"It must be done gradually, based on science, to retain public confidence. Moving too far, too fast could set back the economic restart.

"Only by employers, employees and unions working together with the Executive will we begin to build back better, setting out a vision for the future of our economy based on fairness and sustainability."

Ann McGregor, chief executive of the Northern Ireland Chamber of Commerce, said the plan was a significant step forward but said the absence of dates meant planning ahead would be a challenge for business.

"Businesses share the NI Executive's ambition to see more people return safely to work over the coming weeks - and they will do everything they can to protect employees and customers, maintain social distancing and operate successfully.

"They now need to see the Executive's plan supported by clear guidance.

"It is imperative that companies have detailed advice on what will need to change in the workplace, including clarity on the use of PPE, so that they can make plans to reopen safely."

And Janice Gault, head of the NI Hotels Federation, said it was disappointing that hotels had been left out of the process and were not explicitly mentioned.

She said she expected hotels would be included in a category of hospitality firms, which will open in step five. First Minister Arlene Foster has indicated that step five could unfold as far away as December.

Ms Gault said: "We need to have enough notice to put plans in place and to take all the necessary steps to ensure a compliant environment for everyone. Whilst this is not surprising, it's disappointing to see little clarity around the process of exiting lockdown.

"For any business, a process without dates is of limited benefit. Once again, we find ourselves in the unenviable position of being stuck between an industry south of the border, due to open on July 20, and hotels in England looking at an early July date."

Earlier this week, she joined colleagues in the pub industry to call for a pathway to reopening.

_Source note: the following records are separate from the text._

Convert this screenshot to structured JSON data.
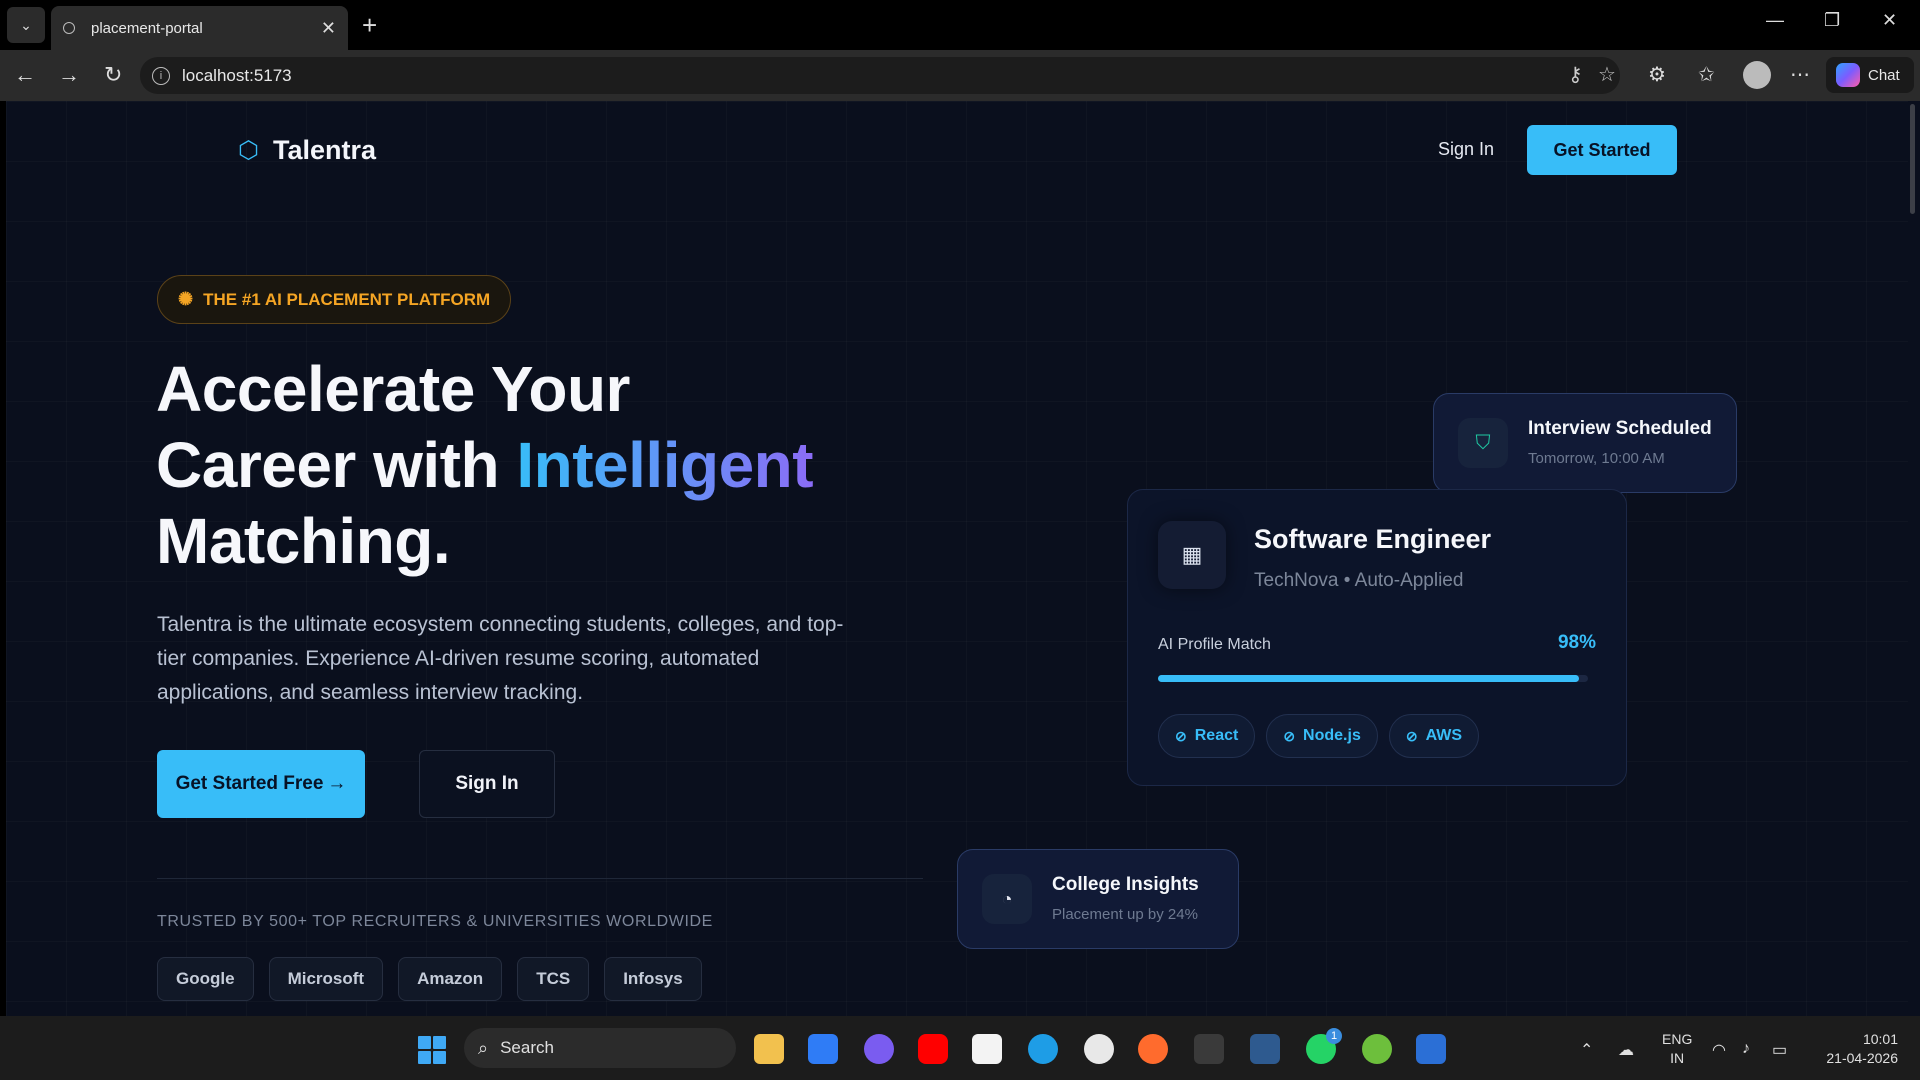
{
  "browser": {
    "tab_title": "placement-portal",
    "tab_close": "✕",
    "new_tab": "+",
    "url": "localhost:5173",
    "chat_label": "Chat",
    "icons": [
      "back-icon",
      "forward-icon",
      "refresh-icon",
      "info-icon",
      "key-icon",
      "star-icon",
      "extensions-icon",
      "favorites-icon",
      "profile-icon",
      "more-icon"
    ]
  },
  "nav": {
    "brand": "Talentra",
    "sign_in": "Sign In",
    "get_started": "Get Started"
  },
  "hero": {
    "badge": "THE #1 AI PLACEMENT PLATFORM",
    "headline_1": "Accelerate Your",
    "headline_2a": "Career with ",
    "headline_2b": "Intelligent",
    "headline_3": "Matching.",
    "lede": "Talentra is the ultimate ecosystem connecting students, colleges, and top-tier companies. Experience AI-driven resume scoring, automated applications, and seamless interview tracking.",
    "cta_primary": "Get Started Free",
    "cta_secondary": "Sign In",
    "trusted": "TRUSTED BY 500+ TOP RECRUITERS & UNIVERSITIES WORLDWIDE",
    "logos": [
      "Google",
      "Microsoft",
      "Amazon",
      "TCS",
      "Infosys"
    ]
  },
  "cards": {
    "interview": {
      "title": "Interview Scheduled",
      "subtitle": "Tomorrow, 10:00 AM"
    },
    "job": {
      "title": "Software Engineer",
      "subtitle": "TechNova • Auto-Applied",
      "match_label": "AI Profile Match",
      "match_pct": "98%",
      "match_value": 0.98,
      "tags": [
        "React",
        "Node.js",
        "AWS"
      ]
    },
    "college": {
      "title": "College Insights",
      "subtitle": "Placement up by 24%"
    }
  },
  "taskbar": {
    "search": "Search",
    "lang_1": "ENG",
    "lang_2": "IN",
    "time": "10:01",
    "date": "21-04-2026",
    "whatsapp_badge": "1"
  },
  "colors": {
    "accent": "#38bdf8",
    "accent_purple": "#8b6cf6",
    "badge": "#f5a524",
    "page_bg": "#0a0f1d"
  }
}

The industry has said that 15,800 jobs in the industry - which usually employs 65,000 people - are at risk due to lockdown.

Belfast Telegraph